Federally insured institutions should also be required to hold more reserves and be 100 percent transparent on all their dealings. Their reserves should increase based upon size and types of investments.
Some legislators blame Fed Chairman Bernanke for not anticipating the financial meltdown. That is because it is the Fed's job to control the money supply and interest rates. The critics say that his unrelenting orchestration of low rates and too much money chasing too few deals motivated institutional investors to take imprudent risks. Their traditional investments were not yielding enough profit so they looked for riskier instruments with higher returns. Government-sponsored enterprises, Fannie Mae and Freddie Mac also jumped on board and need to be restructured.
But Bernanke is resisting being reined in. He says that the Federal Reserve needs to remain independent and must not be pressured by political events.
Bernanke's colleague, Dennis Lockhart, President and CEO of Atlanta's Federal Reserve Bank adds, "I'm concerned about measures that would have the effect of politicizing the Federal Reserve and especially the Fed's decision making on matters of monetary policy."
It is, however, the Fed's policy of keeping interest rates too low and not controlling the money supply adequately that had institutions, investors and savers taking imprudent risks in a search for higher yield. "Importantly, monetary policy should not swing with the daily news or be influenced by short-term political pressures," Lockhart says.
"I'm concerned that certain legislative proposals could compromise the independence that enables the Fed to stay on course," Lockhart says. "Some proposals now pending in Congress would, in effect, roll back the clear exclusion of monetary policy from auditing."
During the January speech, Lockhart went on to support his case for independence without taking responsibility for mishandling the monetary policy leading up to the financial debacle.
And in case we do not buy into his logic, he took his Fed-speak jabberwocky up a few notches. "In the real world, uncertainty resulting from injudicious reforms will be factored into asset prices and borrowing rates by the world's markets and will make recovery more expensive."
We need reform. Real transparency, thoughtful regulation and seamless execution by motivated federal watchdogs can make a difference. And importantly, officials speaking to us in plain English will also help.

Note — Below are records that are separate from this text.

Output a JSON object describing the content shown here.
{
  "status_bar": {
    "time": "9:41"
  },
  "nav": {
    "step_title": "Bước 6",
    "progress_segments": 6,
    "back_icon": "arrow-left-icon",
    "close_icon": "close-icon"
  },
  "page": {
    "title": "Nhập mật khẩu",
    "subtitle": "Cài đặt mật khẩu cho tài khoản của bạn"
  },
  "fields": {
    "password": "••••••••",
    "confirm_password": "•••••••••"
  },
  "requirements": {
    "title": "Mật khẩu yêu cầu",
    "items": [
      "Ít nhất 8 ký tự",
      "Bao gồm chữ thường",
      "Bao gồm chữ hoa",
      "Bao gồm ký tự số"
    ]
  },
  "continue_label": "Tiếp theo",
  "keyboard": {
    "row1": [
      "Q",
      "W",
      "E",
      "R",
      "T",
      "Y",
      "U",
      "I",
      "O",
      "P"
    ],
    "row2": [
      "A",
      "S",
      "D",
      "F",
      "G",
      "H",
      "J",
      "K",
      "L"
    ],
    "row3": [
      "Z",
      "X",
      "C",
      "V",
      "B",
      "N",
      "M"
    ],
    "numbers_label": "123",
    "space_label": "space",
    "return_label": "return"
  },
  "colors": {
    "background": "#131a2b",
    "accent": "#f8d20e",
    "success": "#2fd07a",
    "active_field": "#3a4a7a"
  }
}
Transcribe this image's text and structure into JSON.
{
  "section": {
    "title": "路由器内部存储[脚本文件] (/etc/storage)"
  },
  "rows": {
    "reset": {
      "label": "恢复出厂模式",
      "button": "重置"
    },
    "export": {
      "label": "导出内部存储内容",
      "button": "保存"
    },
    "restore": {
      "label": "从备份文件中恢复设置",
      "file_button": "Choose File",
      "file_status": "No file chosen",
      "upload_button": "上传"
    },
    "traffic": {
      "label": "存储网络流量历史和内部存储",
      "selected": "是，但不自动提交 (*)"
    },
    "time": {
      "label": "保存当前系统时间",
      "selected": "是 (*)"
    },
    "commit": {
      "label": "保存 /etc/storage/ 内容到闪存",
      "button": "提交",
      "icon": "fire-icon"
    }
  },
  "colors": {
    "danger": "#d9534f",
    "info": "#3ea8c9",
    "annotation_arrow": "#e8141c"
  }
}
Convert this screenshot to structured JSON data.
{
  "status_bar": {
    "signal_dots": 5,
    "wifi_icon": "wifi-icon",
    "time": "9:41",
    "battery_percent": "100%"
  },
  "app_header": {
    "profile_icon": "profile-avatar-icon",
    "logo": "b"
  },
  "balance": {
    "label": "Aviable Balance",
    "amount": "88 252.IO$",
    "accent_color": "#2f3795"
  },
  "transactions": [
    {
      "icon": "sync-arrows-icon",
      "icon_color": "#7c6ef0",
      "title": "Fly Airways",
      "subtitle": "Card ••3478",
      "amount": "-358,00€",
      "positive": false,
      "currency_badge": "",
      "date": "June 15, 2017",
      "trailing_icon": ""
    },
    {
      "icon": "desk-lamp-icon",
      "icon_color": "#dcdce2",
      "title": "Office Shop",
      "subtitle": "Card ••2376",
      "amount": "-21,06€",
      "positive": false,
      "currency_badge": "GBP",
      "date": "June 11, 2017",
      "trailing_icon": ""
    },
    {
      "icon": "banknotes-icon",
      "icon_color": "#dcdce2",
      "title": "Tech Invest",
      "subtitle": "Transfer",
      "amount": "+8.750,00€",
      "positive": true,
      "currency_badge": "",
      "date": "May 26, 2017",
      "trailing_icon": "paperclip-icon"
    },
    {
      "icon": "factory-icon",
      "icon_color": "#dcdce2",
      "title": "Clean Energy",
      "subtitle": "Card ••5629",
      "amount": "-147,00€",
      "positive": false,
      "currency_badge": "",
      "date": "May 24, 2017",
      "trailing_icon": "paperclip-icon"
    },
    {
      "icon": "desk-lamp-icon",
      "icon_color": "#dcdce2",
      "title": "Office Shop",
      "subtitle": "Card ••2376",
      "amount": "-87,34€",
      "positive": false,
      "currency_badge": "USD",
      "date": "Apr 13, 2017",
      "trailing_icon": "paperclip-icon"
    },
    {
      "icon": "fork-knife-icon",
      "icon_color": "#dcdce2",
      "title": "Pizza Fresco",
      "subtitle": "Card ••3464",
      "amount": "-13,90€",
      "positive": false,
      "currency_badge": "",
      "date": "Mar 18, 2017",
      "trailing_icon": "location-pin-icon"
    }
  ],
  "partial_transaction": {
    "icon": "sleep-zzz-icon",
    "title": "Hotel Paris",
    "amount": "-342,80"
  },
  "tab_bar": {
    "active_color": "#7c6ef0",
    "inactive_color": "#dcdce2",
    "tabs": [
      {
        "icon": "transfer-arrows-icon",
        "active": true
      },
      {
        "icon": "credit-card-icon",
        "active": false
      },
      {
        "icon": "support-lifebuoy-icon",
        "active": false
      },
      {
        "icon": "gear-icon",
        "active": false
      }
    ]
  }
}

Jerry Chautin is an award-winning business and real estate columnist. He is a former entrepreneur, commercial mortgage banker, commercial real estate dealmaker and business lender. You can follow him at www.Twitter.com/JerryChautin